Though critics claim that the law is unconstitutional since immigration is a responsibility of the federal government, and that Arizona State has no mandate to enforce such a law, I totally disagree. I admit that Washington DC hold the key authority when it comes to matters of immigration, but it is also important to note that since 1976, the U.S. Supreme Court has recognized that the federal law should not prevent states from ratifying laws that are aimed at discouraging unlawful immigration. As long as the U.S. Congress has not outlawed this statute, then Arizona is right to implement such a law. That is why the U.S. Court of Appeal (Ninth Circuit) sustained the Arizona law in 2007, which made it unlawful to intentionally employ unauthorized foreigners in Arizona (Archibold).
Supporters of the Arizona immigration law say that the law tackles the immigration issue better when compared to the federal government. According to statistics by the U.S. Border Patrol, close to 50% of seizures of illegal immigrants take place in Arizona. President Obama said in the recent past that his government will focus on illegal immigrants engaged in criminal activities, and that it is the responsibility of the Department of Justice to handle immigration, as opposed to state governments (Markon). My question is: what if the Department of Justice is reluctant in carrying out its duty, will the individual states faced with high crime rates such as Arizona sit back and do nothing? Certainly not, that is why I support the new immigration law. Arizona State is simply taking responsibility for its people’s welfare and security.

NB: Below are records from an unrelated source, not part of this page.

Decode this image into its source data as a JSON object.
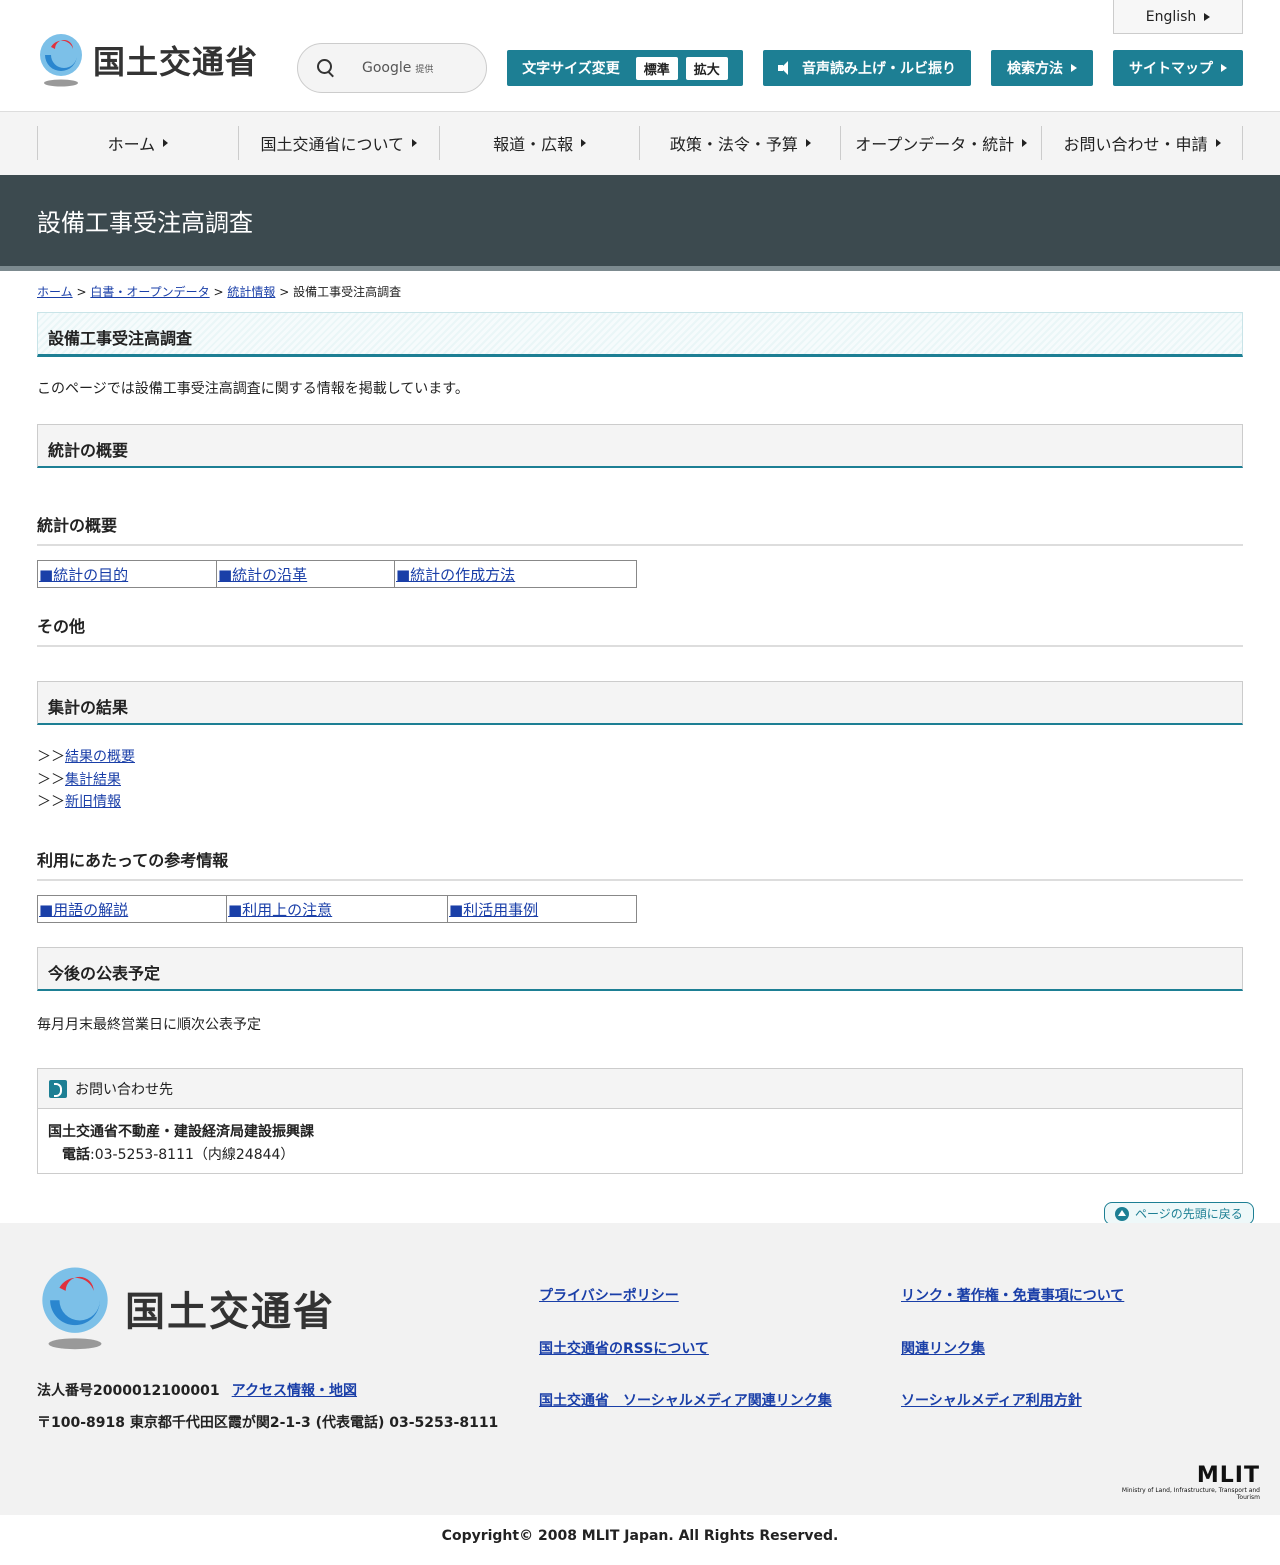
{
  "header": {
    "logo_text": "国土交通省",
    "search": {
      "brand": "Google",
      "suffix": "提供"
    },
    "english_label": "English",
    "font_size": {
      "label": "文字サイズ変更",
      "standard": "標準",
      "large": "拡大"
    },
    "voice_label": "音声読み上げ・ルビ振り",
    "search_method_label": "検索方法",
    "sitemap_label": "サイトマップ"
  },
  "nav": {
    "items": [
      {
        "label": "ホーム"
      },
      {
        "label": "国土交通省について"
      },
      {
        "label": "報道・広報"
      },
      {
        "label": "政策・法令・予算"
      },
      {
        "label": "オープンデータ・統計"
      },
      {
        "label": "お問い合わせ・申請"
      }
    ]
  },
  "page": {
    "title": "設備工事受注高調査",
    "breadcrumb": {
      "home": "ホーム",
      "sep": ">",
      "whitepaper": "白書・オープンデータ",
      "stats": "統計情報",
      "current": "設備工事受注高調査"
    },
    "heading": "設備工事受注高調査",
    "intro": "このページでは設備工事受注高調査に関する情報を掲載しています。",
    "overview_section": "統計の概要",
    "overview_sub": "統計の概要",
    "overview_links": [
      "■統計の目的",
      "■統計の沿革",
      "■統計の作成方法"
    ],
    "other_sub": "その他",
    "results_section": "集計の結果",
    "results_prefix": "＞＞",
    "results_links": [
      "結果の概要",
      "集計結果",
      "新旧情報"
    ],
    "reference_sub": "利用にあたっての参考情報",
    "reference_links": [
      "■用語の解説",
      "■利用上の注意",
      "■利活用事例"
    ],
    "schedule_section": "今後の公表予定",
    "schedule_text": "毎月月末最終営業日に順次公表予定",
    "contact": {
      "title": "お問い合わせ先",
      "org": "国土交通省不動産・建設経済局建設振興課",
      "tel_label": "電話",
      "tel_value": ":03-5253-8111（内線24844）"
    },
    "pagetop_label": "ページの先頭に戻る"
  },
  "footer": {
    "logo_text": "国土交通省",
    "corp_number": "法人番号2000012100001",
    "access_link": "アクセス情報・地図",
    "address": "〒100-8918 東京都千代田区霞が関2-1-3 (代表電話) 03-5253-8111",
    "links": [
      "プライバシーポリシー",
      "リンク・著作権・免責事項について",
      "国土交通省のRSSについて",
      "関連リンク集",
      "国土交通省　ソーシャルメディア関連リンク集",
      "ソーシャルメディア利用方針"
    ],
    "mlit_word": "MLIT",
    "mlit_sub": "Ministry of Land, Infrastructure, Transport and Tourism",
    "copyright": "Copyright© 2008 MLIT Japan. All Rights Reserved."
  },
  "colors": {
    "accent": "#1d7f94",
    "title_band": "#3c4a4f",
    "link": "#1a3fa8"
  }
}
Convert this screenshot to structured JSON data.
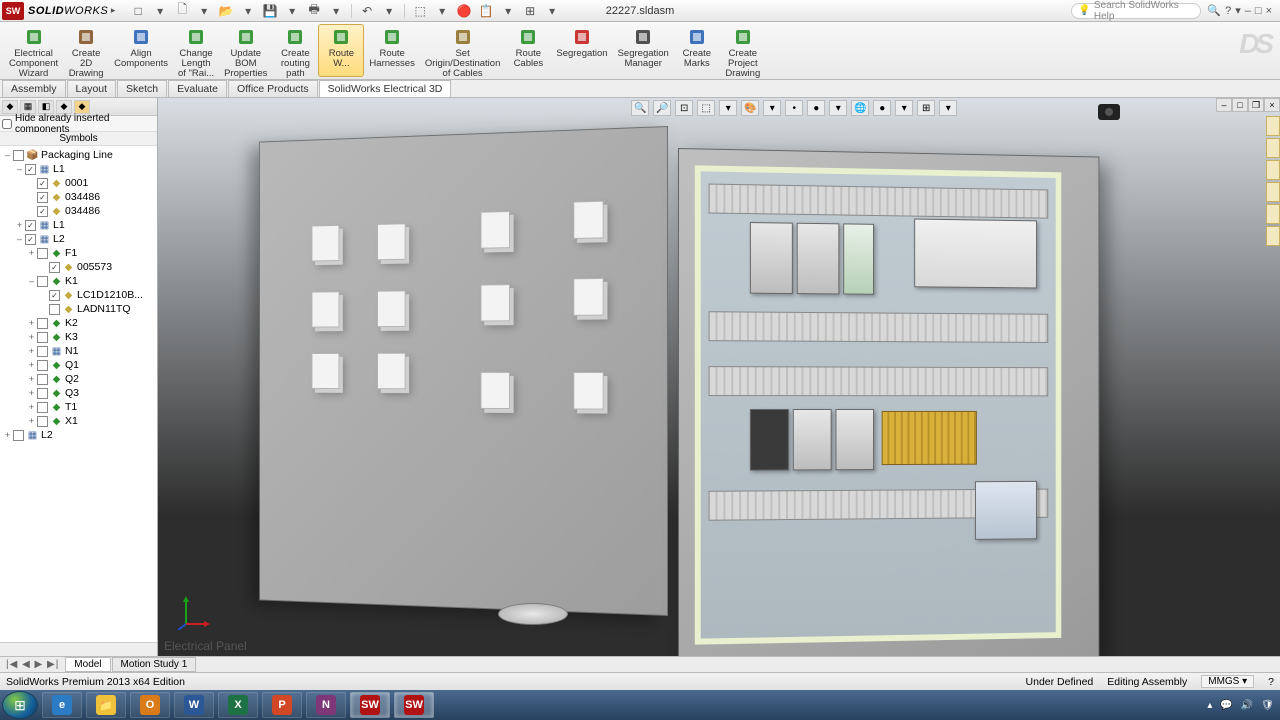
{
  "titlebar": {
    "logo": "SW",
    "brand_bold": "SOLID",
    "brand_light": "WORKS",
    "document": "22227.sldasm",
    "search_placeholder": "Search SolidWorks Help"
  },
  "qat": [
    "□",
    "▾",
    "🗋",
    "▾",
    "📂",
    "▾",
    "💾",
    "▾",
    "🖶",
    "▾",
    "|",
    "↶",
    "▾",
    "|",
    "⬚",
    "▾",
    "🔴",
    "📋",
    "▾",
    "⊞",
    "▾"
  ],
  "title_right_icons": [
    "🔍",
    "?",
    "▾",
    "–",
    "□",
    "×"
  ],
  "ribbon": [
    {
      "label": "Electrical\nComponent\nWizard",
      "color": "#1d8a1d"
    },
    {
      "label": "Create\n2D\nDrawing",
      "color": "#7d4c1d"
    },
    {
      "label": "Align\nComponents",
      "color": "#1d5ab0"
    },
    {
      "label": "Change\nLength\nof \"Rai...",
      "color": "#1d8a1d"
    },
    {
      "label": "Update\nBOM\nProperties",
      "color": "#1d8a1d"
    },
    {
      "label": "Create\nrouting\npath",
      "color": "#1d8a1d"
    },
    {
      "label": "Route\nW...",
      "color": "#1d8a1d",
      "active": true
    },
    {
      "label": "Route\nHarnesses",
      "color": "#1d8a1d"
    },
    {
      "label": "Set\nOrigin/Destination\nof Cables",
      "color": "#8a6a1d"
    },
    {
      "label": "Route\nCables",
      "color": "#1d8a1d"
    },
    {
      "label": "Segregation",
      "color": "#c01414"
    },
    {
      "label": "Segregation\nManager",
      "color": "#333"
    },
    {
      "label": "Create\nMarks",
      "color": "#1d5ab0"
    },
    {
      "label": "Create\nProject\nDrawing",
      "color": "#1d8a1d"
    }
  ],
  "tabs": [
    "Assembly",
    "Layout",
    "Sketch",
    "Evaluate",
    "Office Products",
    "SolidWorks Electrical 3D"
  ],
  "active_tab_index": 5,
  "side": {
    "hide_check": "Hide already inserted components",
    "header": "Symbols"
  },
  "tree": [
    {
      "ind": 0,
      "tw": "–",
      "ck": false,
      "ico": "📦",
      "icocol": "#c4a93e",
      "label": "Packaging Line"
    },
    {
      "ind": 1,
      "tw": "–",
      "ck": true,
      "ico": "▦",
      "icocol": "#42699d",
      "label": "L1"
    },
    {
      "ind": 2,
      "tw": "",
      "ck": true,
      "ico": "◆",
      "icocol": "#c4a93e",
      "label": "0001"
    },
    {
      "ind": 2,
      "tw": "",
      "ck": true,
      "ico": "◆",
      "icocol": "#c4a93e",
      "label": "034486"
    },
    {
      "ind": 2,
      "tw": "",
      "ck": true,
      "ico": "◆",
      "icocol": "#c4a93e",
      "label": "034486"
    },
    {
      "ind": 1,
      "tw": "+",
      "ck": true,
      "ico": "▦",
      "icocol": "#42699d",
      "label": "L1"
    },
    {
      "ind": 1,
      "tw": "–",
      "ck": true,
      "ico": "▦",
      "icocol": "#42699d",
      "label": "L2"
    },
    {
      "ind": 2,
      "tw": "+",
      "ck": false,
      "ico": "◆",
      "icocol": "#2f8f2f",
      "label": "F1"
    },
    {
      "ind": 3,
      "tw": "",
      "ck": true,
      "ico": "◆",
      "icocol": "#c4a93e",
      "label": "005573"
    },
    {
      "ind": 2,
      "tw": "–",
      "ck": false,
      "ico": "◆",
      "icocol": "#2f8f2f",
      "label": "K1"
    },
    {
      "ind": 3,
      "tw": "",
      "ck": true,
      "ico": "◆",
      "icocol": "#c4a93e",
      "label": "LC1D1210B..."
    },
    {
      "ind": 3,
      "tw": "",
      "ck": false,
      "ico": "◆",
      "icocol": "#c4a93e",
      "label": "LADN11TQ"
    },
    {
      "ind": 2,
      "tw": "+",
      "ck": false,
      "ico": "◆",
      "icocol": "#2f8f2f",
      "label": "K2"
    },
    {
      "ind": 2,
      "tw": "+",
      "ck": false,
      "ico": "◆",
      "icocol": "#2f8f2f",
      "label": "K3"
    },
    {
      "ind": 2,
      "tw": "+",
      "ck": false,
      "ico": "▦",
      "icocol": "#42699d",
      "label": "N1"
    },
    {
      "ind": 2,
      "tw": "+",
      "ck": false,
      "ico": "◆",
      "icocol": "#2f8f2f",
      "label": "Q1"
    },
    {
      "ind": 2,
      "tw": "+",
      "ck": false,
      "ico": "◆",
      "icocol": "#2f8f2f",
      "label": "Q2"
    },
    {
      "ind": 2,
      "tw": "+",
      "ck": false,
      "ico": "◆",
      "icocol": "#2f8f2f",
      "label": "Q3"
    },
    {
      "ind": 2,
      "tw": "+",
      "ck": false,
      "ico": "◆",
      "icocol": "#2f8f2f",
      "label": "T1"
    },
    {
      "ind": 2,
      "tw": "+",
      "ck": false,
      "ico": "◆",
      "icocol": "#2f8f2f",
      "label": "X1"
    },
    {
      "ind": 0,
      "tw": "+",
      "ck": false,
      "ico": "▦",
      "icocol": "#42699d",
      "label": "L2"
    }
  ],
  "vp_tools": [
    "🔍",
    "🔎",
    "⊡",
    "⬚",
    "▾",
    "🎨",
    "▾",
    "•",
    "●",
    "▾",
    "🌐",
    "●",
    "▾",
    "⊞",
    "▾"
  ],
  "vp_caption": "Electrical Panel",
  "model_tabs": {
    "nav": "|◀ ◀ ▶ ▶|",
    "tabs": [
      "Model",
      "Motion Study 1"
    ],
    "active": 0
  },
  "status": {
    "left": "SolidWorks Premium 2013 x64 Edition",
    "defined": "Under Defined",
    "mode": "Editing Assembly",
    "units": "MMGS",
    "q": "?"
  },
  "taskbar_apps": [
    {
      "bg": "#2b7cc4",
      "txt": "e"
    },
    {
      "bg": "#f0c23b",
      "txt": "📁"
    },
    {
      "bg": "#d97b18",
      "txt": "O"
    },
    {
      "bg": "#2b5797",
      "txt": "W"
    },
    {
      "bg": "#1e7145",
      "txt": "X"
    },
    {
      "bg": "#d24726",
      "txt": "P"
    },
    {
      "bg": "#7e3878",
      "txt": "N"
    },
    {
      "bg": "#b01313",
      "txt": "SW",
      "active": true
    },
    {
      "bg": "#b01313",
      "txt": "SW",
      "active": true
    }
  ],
  "tray_icons": [
    "▴",
    "💬",
    "🔊",
    "🛡"
  ]
}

Immigration law in any country is intended to govern the migration of people. In an attempt to seek for greener pastures, foreigners go to nations deemed to have better opportunities either by legal means or illegally. Increased insecurity issues especially the 9/11 attack, led the U.S. Government to enact stringent immigration laws to check the legal status of immigrants. Arizona State, especially Phoenix, has grown to be a hub for illegal immigration, and consequently, crime rates in that city have increased tremendously (Archibold). In response to the growing insecurity and crime, the Arizona legislature enacted the Arizona immigration law, a law which provoked varied opinions from the public. While critics maintain that the law is discriminatory and encourages racism, its supporters argue that the law will ensure public safety. I absolutely support the law, because public safety should be a priority of any caring nation. But since the Obama administration is more concerned with reviving the U.S. economy at the expense of insecurity caused by illegal immigrants, the Arizona legislature was right to enact the law to get rid of the illegal immigrants, who have been associated with the increased crime rate in that state.